When you run scientific studies that include infants, something will always go wrong. Families will be late or sick. The babies won’t behave.
Matt Hartman, Author
When you run scientific studies that include infants, something will always go wrong. Families will be late or sick. The babies won’t behave. Or maybe, as happened at the Wilbourn Infant Laboratory at Duke (WILD), you’ll have to make a last-minute run to the store to buy a big pack of toothbrushes.
In an interactive study, 20-month-old infants played with a variety of objects—things like a fake cookie and a toy apple, all of which the researchers had ensured were safe for infants. “We had it down,” said Makeba Wilbourn, the lab’s director and an associate professor of the practice of psychology and neuroscience. But there was also a toothbrush.

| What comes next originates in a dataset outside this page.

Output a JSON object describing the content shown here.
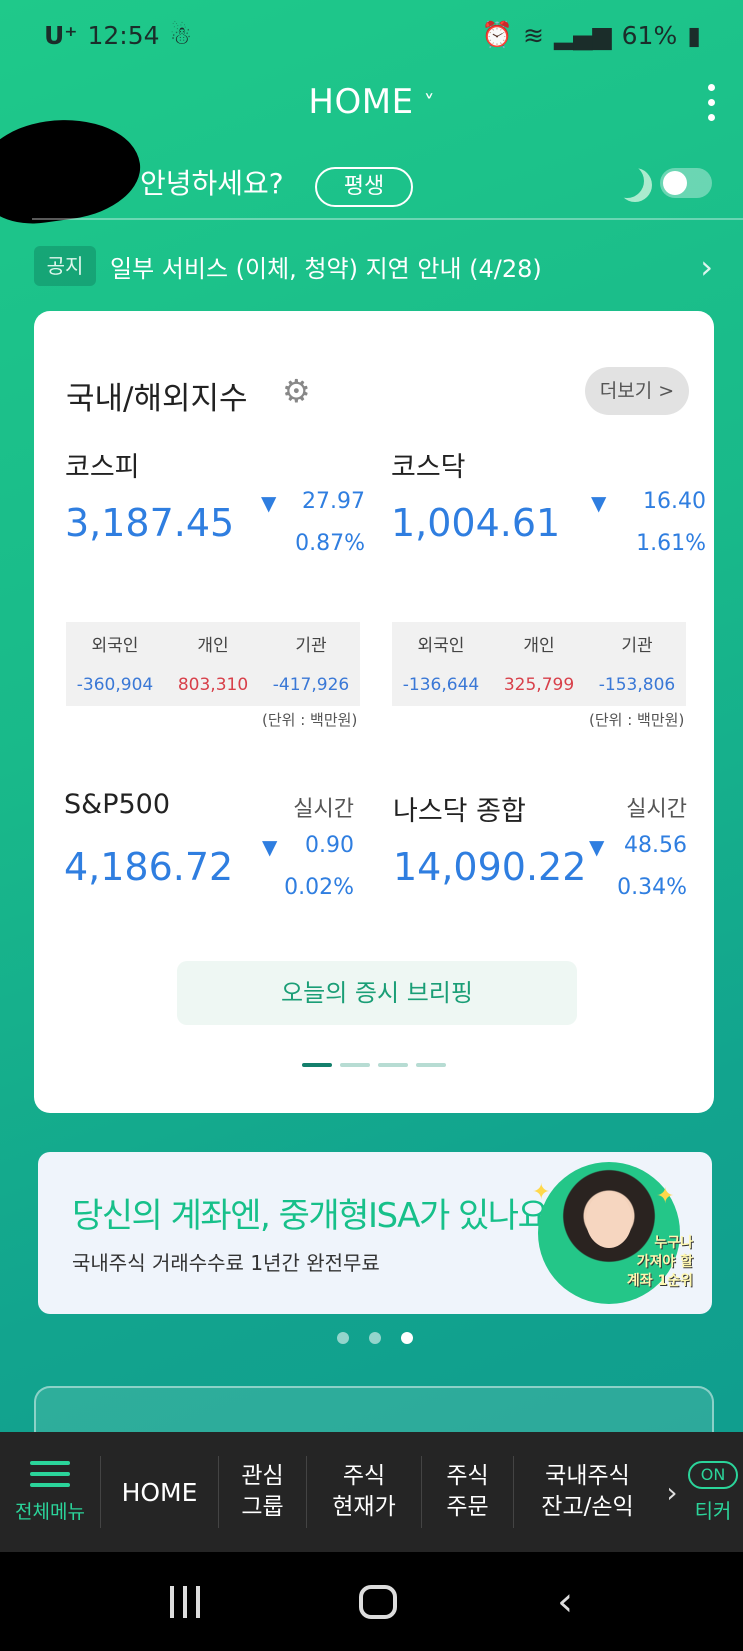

“What does the kid do? Put the toothbrush right in its mouth,” Wilbourn said. “Of course they did! But we only had one toothbrush. It never dawned on us.”
It was a small problem, but Wilbourn uses it to teach a big lesson: conducting research means responding to myriad minor crises by drawing on a wide variety of specialized forms of knowledge (including what infants will do when they find something as novel and exciting as a toothbrush). That’s why Wilbourn and others across Duke make it a priority to create opportunities for undergraduate students to participate in real research projects. It leads to learnings that can’t be replicated in the classroom.

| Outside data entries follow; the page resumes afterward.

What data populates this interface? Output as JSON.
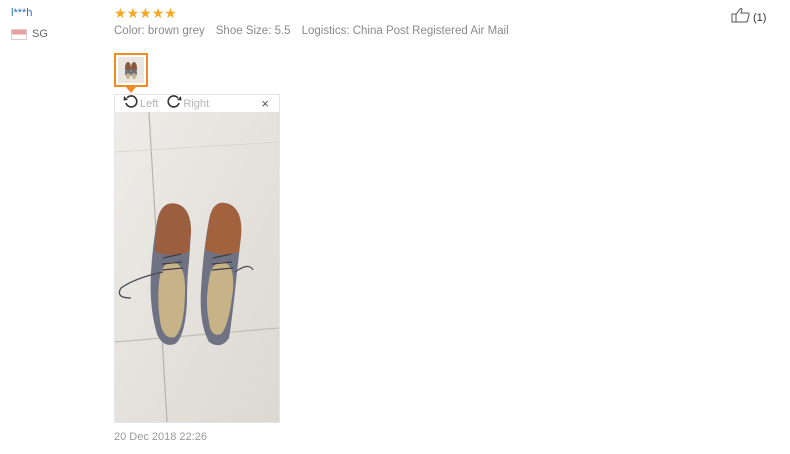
{
  "user": {
    "name": "l***h",
    "country_code": "SG"
  },
  "rating": {
    "stars": 5,
    "max": 5,
    "color": "#f5a623"
  },
  "attributes": {
    "color": "Color: brown grey",
    "shoe_size": "Shoe Size: 5.5",
    "logistics": "Logistics: China Post Registered Air Mail"
  },
  "helpful": {
    "count": "(1)",
    "icon": "thumbs-up-icon"
  },
  "viewer": {
    "rotate_left_label": "Left",
    "rotate_right_label": "Right",
    "close_label": "×",
    "accent_color": "#f08a24"
  },
  "review_date": "20 Dec 2018 22:26"
}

“There’s no cheat sheet,” Willbourn said. “There’s no magic formula. You just have to buckle up and go through it.”
Read the whole story here: https://trinity.duke.edu/undergraduates-are-doing-real-research-trinity…